My takeaway from the discussion of the Buridan’s Ass Paradox is that the issue turns on the relationship between reasons and contrastive reasons. Here’s one version of such a principle:
Reason R is a reason to do A (or believe p) only if, for any B (or q) that competes with A (or p), R is a reason to do A rather than B (or believe p rather than believe q).
Armed with such a principle, one can argue that the ass has no reason to choose either bale, and also has no reason to adopt any strategy for breaking the tie between the two bales. For example, the ass can’t flip a coin to break the tie. Not just because asses don’t have opposable thumbs, but because the ass has no reason to identify any result of the flip with a preference for either bale.
Note that such a principle is part of a common skeptical strategy in epistemology: you have to be able to rule out alternatives to a favored opinion in order for that opinion to be justified. Of course, standard non-skeptical epistemologies resist. Mooreans, such as Peter Klein, will want to be able to come to rationally believe, and know, ordinary claims of common sense and then deduce the falsity of skeptical hypotheses on the basis of these ordinary claims. Relevant alternatives theorists deny that you have to be able to rule out all alternatives, opting instead for having to rule out relevant alternatives. (Neither strategy will help the ass, however, since s/he has no preference for either bale, such as occurs when comparing the ordinary claims of common sense to skeptical hypotheses, and it would be a bizarre account of relevance for one of the two bales to fail to be a relevant alternative to the other.) Similar rejections of the principle above can be found in defeasibility theories, safety theories, and sensitivity theories: they all reject the strong tie between epistemic status and contrastive epistemic status.
If we think about what explanation can be given for the failure of the principle in the arena of action, it it hard to see how to extend that explanation to the arena of belief. Suppose, just for simplicity, that we are preference-satisfaction consequentialists about rational action. The literature on the question of whether there are basic actions shows that there is a heirarchical structure to this domain, akin to the relationship between means and ends.
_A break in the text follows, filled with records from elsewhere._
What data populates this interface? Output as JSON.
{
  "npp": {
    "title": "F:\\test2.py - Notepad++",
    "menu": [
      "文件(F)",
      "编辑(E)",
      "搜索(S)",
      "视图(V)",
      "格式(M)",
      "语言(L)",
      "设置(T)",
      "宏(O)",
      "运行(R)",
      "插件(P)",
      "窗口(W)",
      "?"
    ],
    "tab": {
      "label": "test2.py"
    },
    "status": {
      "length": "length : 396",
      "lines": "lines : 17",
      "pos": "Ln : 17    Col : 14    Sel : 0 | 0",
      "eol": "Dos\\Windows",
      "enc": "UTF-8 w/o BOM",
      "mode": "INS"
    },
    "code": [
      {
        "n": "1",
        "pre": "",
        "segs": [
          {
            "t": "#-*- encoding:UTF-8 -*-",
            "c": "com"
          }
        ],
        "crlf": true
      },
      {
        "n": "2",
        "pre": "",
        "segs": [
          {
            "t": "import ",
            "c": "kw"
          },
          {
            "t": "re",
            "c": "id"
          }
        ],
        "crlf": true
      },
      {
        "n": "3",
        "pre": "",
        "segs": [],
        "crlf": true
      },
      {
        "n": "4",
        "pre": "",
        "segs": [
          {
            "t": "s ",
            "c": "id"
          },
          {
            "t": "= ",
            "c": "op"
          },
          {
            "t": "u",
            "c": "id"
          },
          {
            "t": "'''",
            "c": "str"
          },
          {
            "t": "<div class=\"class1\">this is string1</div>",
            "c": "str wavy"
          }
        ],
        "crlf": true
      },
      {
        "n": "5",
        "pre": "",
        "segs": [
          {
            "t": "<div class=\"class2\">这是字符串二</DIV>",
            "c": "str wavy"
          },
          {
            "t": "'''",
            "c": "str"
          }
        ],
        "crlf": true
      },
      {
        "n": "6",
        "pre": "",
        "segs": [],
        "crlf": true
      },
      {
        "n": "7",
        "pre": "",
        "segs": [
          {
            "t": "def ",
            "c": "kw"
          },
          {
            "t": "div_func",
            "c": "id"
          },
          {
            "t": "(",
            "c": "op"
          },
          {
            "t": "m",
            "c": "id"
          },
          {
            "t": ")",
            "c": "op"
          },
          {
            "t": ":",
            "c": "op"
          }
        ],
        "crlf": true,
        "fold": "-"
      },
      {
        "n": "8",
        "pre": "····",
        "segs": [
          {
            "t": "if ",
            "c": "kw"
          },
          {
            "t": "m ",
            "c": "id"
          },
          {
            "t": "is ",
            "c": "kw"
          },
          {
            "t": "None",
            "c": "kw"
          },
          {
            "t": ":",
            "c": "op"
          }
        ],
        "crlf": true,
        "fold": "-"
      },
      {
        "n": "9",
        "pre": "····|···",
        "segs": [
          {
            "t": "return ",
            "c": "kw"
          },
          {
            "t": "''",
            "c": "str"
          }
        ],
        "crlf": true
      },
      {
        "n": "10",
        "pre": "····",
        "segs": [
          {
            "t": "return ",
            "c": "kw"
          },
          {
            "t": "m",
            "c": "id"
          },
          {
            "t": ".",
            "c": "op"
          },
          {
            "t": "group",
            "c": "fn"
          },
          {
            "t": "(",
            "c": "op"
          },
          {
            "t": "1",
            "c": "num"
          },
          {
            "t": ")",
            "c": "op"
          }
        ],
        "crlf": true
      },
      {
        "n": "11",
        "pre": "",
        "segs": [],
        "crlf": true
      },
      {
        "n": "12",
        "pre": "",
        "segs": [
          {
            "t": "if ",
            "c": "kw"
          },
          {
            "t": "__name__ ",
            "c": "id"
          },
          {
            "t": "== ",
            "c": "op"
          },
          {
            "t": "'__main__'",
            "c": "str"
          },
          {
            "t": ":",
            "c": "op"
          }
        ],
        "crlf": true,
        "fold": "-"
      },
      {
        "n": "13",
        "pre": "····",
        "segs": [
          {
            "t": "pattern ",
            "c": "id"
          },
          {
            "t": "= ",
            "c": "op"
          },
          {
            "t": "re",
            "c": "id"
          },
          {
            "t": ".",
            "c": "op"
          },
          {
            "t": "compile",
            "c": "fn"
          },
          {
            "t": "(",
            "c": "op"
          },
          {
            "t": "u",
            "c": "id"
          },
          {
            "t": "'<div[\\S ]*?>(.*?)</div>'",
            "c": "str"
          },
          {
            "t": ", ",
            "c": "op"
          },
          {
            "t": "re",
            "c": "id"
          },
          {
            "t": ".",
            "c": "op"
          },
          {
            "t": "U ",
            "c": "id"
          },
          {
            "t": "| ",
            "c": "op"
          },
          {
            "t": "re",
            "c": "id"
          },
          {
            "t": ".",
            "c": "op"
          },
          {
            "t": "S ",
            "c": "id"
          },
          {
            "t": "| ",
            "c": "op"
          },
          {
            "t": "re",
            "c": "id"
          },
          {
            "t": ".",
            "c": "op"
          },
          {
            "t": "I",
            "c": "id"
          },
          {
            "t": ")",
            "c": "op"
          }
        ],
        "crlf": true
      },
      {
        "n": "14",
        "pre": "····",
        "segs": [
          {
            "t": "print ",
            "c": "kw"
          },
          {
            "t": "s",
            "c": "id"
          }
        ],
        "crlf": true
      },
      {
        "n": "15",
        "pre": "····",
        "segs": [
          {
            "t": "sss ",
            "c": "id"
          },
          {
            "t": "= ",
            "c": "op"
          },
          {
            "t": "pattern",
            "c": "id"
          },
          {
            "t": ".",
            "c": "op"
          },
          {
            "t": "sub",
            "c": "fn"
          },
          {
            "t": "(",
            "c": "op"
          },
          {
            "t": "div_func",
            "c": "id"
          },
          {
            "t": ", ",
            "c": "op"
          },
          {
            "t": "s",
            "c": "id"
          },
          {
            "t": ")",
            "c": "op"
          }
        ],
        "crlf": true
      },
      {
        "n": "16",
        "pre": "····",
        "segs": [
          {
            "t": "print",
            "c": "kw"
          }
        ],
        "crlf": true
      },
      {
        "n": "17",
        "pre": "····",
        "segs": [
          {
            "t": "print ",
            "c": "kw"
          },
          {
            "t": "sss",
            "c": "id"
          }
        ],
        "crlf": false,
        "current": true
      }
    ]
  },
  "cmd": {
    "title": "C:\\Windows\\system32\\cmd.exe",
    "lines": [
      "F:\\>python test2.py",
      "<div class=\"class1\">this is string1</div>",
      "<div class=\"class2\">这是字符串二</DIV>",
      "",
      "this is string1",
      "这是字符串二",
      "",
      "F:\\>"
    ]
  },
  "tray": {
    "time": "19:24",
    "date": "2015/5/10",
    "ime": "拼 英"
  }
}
In the paradox, there is a decisive reason to eat rather than not, but one cannot eat without performing some more specific action that constitutes a way of eating. So, here’s an idea in the theory of rational action: we can tolerate violations of the connection between reasons and contrastive reasons so long as such a connection exists at a higher level of generality. Arbitrary actions can be rational in virtue of being means to a goal which is rational in virtue of a convergence of reasons and contrastive reasons.
The same considerations would extend into the doxastic realm when we are talking about the practical rationality, or even the all-things-considered rationality of holding beliefs: to navigate the world and have any decent sort of life, beliefs are needed. Pyrrhonian suspension of belief does not work well (because the idea of acquiescing to the appearances has no suitable non-doxastic interpretation). But what about epistemic rationality itself, the rationality involving the idealized perspective in which we assume only purely cognitive interests? Sometimes I think we should just be hardheaded skeptics here, and say that from this purely epistemic position, nothing passes scrutiny because there is no available explanation why reasons don’t need to be contrastive reasons (and explain away contrary inclinations by appeal to the differences between epistemic rationality, practical rationality, and all-things-considered rationality). In my more accommodating moments, though, I find Ralph’s (Wedgwood, that is) contextualist ideas quite attractive (though perhaps replacing the contextualism with something more subjective). Maybe we should say that it’s a matter of how much risk of error is tolerable in the theory of epistemic rationality in order to make possible… Well, what? Well, what I’d say is: the achievement of the surpassing epistemic good of understanding. If we set the bar very high, we reduce or eliminate the possibility of achieving understanding, and that’s bad, especially from a purely cognitive point of view. So, maybe the great good of understanding functions with respect to specific beliefs the way more generic actions function with respect to specific realizations of them: in both cases, we have an explanation why reasons don’t always need to be contrastive reasons. In some quite interesting sense, both beliefs and actions can be arbitrary and yet rational (arbitrary in the sense of not conforming to the requirement that reasons are always and everywhere contrastive reasons).
Even granting this result, there’s still the hard question of determining in which range of cases reasons have to be contrastive reasons, for surely there is such a range of cases. But since reasons don’t always need to be contrastive reasons, arbitary actions can be rational and so, perhaps, can arbitrary beliefs. Such a conclusion doesn’t by itself block the paradox, but it blocks one way of developing it.